#### [Exercise]
Show each line of the entries below in which the word "JSON" appears.

#### [Records for this task]
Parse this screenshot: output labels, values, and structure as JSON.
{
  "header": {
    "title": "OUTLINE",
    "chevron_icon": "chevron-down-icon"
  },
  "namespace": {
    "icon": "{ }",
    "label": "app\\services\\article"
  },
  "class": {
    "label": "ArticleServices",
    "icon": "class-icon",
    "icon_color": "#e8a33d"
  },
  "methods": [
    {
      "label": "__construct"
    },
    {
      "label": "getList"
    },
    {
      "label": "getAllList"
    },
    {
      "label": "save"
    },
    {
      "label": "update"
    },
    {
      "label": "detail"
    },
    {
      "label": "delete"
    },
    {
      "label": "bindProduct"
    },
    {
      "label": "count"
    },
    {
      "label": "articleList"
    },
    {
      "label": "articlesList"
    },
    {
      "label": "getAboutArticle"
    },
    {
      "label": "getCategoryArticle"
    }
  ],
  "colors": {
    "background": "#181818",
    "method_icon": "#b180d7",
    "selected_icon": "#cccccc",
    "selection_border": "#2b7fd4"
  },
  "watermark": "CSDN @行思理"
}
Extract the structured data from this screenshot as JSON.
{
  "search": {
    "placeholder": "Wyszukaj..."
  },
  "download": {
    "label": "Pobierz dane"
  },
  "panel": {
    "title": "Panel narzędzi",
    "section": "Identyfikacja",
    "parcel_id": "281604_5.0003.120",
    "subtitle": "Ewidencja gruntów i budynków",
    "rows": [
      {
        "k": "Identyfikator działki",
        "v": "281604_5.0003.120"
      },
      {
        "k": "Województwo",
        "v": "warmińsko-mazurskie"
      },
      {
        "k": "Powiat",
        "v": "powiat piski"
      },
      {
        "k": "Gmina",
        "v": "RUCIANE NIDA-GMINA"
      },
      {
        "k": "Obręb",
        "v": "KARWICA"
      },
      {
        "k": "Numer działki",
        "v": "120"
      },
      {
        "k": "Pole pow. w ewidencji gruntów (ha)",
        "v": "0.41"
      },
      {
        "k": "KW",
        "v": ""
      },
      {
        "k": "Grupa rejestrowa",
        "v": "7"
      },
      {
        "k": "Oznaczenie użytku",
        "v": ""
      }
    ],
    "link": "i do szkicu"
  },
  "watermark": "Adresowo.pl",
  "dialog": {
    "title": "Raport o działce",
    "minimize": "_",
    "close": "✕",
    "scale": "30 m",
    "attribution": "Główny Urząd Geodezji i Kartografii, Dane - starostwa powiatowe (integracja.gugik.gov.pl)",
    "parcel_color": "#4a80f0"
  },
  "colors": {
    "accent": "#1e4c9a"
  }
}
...
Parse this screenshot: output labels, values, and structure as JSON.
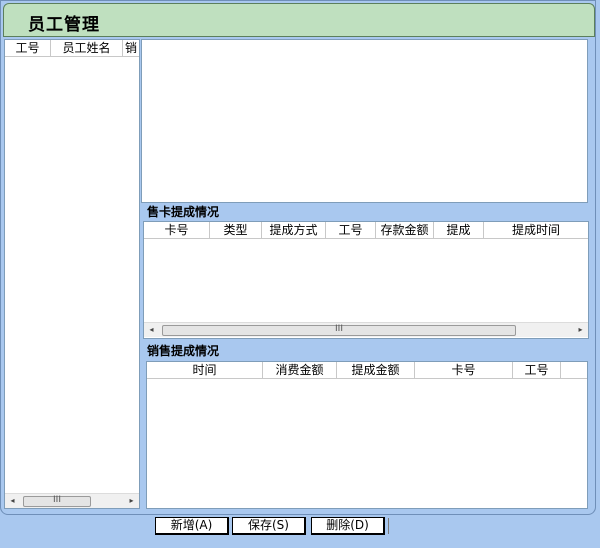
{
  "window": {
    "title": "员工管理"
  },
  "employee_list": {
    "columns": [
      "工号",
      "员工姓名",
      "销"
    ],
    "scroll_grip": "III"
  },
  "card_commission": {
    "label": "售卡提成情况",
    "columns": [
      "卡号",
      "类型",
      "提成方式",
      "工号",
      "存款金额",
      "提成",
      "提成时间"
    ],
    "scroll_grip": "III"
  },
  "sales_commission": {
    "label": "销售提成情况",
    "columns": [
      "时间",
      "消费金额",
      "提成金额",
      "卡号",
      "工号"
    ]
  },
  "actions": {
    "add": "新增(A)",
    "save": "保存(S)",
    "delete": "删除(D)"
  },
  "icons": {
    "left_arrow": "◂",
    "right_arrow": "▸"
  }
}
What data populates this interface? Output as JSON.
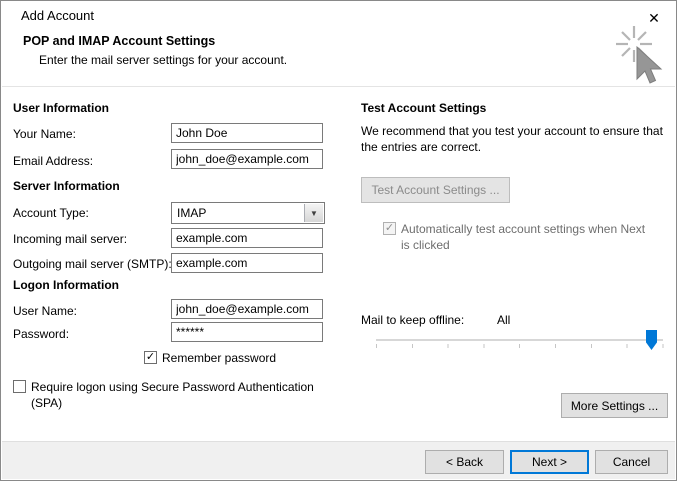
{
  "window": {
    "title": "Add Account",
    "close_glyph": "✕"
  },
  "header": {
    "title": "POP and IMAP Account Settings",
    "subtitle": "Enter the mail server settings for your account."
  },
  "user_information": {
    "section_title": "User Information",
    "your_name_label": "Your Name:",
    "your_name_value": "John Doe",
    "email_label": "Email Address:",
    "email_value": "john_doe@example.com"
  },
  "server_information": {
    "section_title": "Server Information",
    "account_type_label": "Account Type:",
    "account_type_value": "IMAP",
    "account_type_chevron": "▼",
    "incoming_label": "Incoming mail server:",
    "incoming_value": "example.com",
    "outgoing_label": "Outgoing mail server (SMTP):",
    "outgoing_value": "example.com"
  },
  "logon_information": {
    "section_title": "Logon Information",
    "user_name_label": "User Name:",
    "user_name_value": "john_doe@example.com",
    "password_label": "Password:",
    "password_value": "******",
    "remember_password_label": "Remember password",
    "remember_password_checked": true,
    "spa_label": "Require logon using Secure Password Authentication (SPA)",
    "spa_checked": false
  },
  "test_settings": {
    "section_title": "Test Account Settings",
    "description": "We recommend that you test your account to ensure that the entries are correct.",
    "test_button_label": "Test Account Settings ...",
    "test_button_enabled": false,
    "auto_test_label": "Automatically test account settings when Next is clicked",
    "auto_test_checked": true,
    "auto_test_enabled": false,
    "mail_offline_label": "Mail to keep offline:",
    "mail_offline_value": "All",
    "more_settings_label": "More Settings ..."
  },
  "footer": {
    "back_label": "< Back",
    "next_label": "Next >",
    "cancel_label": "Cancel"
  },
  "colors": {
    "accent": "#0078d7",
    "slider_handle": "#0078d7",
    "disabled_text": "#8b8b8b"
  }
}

#### [Output for this exercise]
Parse this screenshot: output labels, values, and structure as JSON.
Extract the structured data from this screenshot as JSON.
Parse this screenshot: output labels, values, and structure as JSON.
What data populates this interface? Output as JSON.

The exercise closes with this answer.